"""

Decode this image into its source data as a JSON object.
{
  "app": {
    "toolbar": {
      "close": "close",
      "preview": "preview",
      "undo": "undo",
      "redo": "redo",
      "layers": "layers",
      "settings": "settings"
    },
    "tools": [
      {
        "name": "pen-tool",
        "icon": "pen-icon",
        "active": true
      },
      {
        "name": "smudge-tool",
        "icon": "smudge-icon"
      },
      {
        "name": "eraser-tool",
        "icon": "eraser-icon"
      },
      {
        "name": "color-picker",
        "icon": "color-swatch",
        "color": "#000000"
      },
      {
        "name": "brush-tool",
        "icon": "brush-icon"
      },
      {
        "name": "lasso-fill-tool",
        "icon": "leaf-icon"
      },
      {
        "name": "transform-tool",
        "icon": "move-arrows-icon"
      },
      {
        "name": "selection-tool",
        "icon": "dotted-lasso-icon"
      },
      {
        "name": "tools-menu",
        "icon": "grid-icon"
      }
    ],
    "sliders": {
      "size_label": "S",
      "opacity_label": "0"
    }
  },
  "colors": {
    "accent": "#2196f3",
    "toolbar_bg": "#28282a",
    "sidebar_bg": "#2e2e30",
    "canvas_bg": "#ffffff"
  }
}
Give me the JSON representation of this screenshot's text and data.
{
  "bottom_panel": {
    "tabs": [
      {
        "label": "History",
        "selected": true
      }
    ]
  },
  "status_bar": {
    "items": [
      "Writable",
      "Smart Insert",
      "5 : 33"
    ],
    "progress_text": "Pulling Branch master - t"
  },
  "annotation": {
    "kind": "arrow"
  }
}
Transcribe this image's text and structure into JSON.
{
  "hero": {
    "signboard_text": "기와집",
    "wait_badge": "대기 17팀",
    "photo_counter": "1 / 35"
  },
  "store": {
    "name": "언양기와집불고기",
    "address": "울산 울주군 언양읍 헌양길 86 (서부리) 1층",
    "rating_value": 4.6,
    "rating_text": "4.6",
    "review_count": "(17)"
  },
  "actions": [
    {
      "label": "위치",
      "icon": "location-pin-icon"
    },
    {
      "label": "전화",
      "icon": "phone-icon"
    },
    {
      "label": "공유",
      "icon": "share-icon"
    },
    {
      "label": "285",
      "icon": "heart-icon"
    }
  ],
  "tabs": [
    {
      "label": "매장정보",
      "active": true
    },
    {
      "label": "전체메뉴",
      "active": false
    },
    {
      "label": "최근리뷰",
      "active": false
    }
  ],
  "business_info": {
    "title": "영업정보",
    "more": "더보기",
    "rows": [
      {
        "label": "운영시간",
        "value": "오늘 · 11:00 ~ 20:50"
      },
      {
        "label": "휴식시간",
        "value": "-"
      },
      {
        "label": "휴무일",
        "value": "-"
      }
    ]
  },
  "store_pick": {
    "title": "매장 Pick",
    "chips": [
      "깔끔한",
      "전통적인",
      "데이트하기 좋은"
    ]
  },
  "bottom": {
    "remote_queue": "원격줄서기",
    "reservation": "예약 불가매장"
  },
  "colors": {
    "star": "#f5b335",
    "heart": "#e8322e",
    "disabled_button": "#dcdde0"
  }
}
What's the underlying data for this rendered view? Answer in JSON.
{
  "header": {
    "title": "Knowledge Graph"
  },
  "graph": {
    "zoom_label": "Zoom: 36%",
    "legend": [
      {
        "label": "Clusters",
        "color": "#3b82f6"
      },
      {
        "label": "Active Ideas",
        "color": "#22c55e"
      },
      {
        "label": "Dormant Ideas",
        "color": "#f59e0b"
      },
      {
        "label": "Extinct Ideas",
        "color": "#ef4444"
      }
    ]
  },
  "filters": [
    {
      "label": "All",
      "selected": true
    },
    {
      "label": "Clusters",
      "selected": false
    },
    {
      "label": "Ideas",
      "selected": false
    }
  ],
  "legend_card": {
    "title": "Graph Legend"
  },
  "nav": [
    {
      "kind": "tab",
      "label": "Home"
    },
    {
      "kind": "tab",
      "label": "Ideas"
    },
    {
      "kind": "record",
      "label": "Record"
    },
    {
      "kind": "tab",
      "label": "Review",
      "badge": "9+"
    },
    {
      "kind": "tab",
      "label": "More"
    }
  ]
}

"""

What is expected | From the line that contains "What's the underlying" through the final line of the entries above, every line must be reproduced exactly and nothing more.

Answer for this exercise |
What's the underlying data for this rendered view? Answer in JSON.
{
  "header": {
    "title": "Knowledge Graph"
  },
  "graph": {
    "zoom_label": "Zoom: 36%",
    "legend": [
      {
        "label": "Clusters",
        "color": "#3b82f6"
      },
      {
        "label": "Active Ideas",
        "color": "#22c55e"
      },
      {
        "label": "Dormant Ideas",
        "color": "#f59e0b"
      },
      {
        "label": "Extinct Ideas",
        "color": "#ef4444"
      }
    ]
  },
  "filters": [
    {
      "label": "All",
      "selected": true
    },
    {
      "label": "Clusters",
      "selected": false
    },
    {
      "label": "Ideas",
      "selected": false
    }
  ],
  "legend_card": {
    "title": "Graph Legend"
  },
  "nav": [
    {
      "kind": "tab",
      "label": "Home"
    },
    {
      "kind": "tab",
      "label": "Ideas"
    },
    {
      "kind": "record",
      "label": "Record"
    },
    {
      "kind": "tab",
      "label": "Review",
      "badge": "9+"
    },
    {
      "kind": "tab",
      "label": "More"
    }
  ]
}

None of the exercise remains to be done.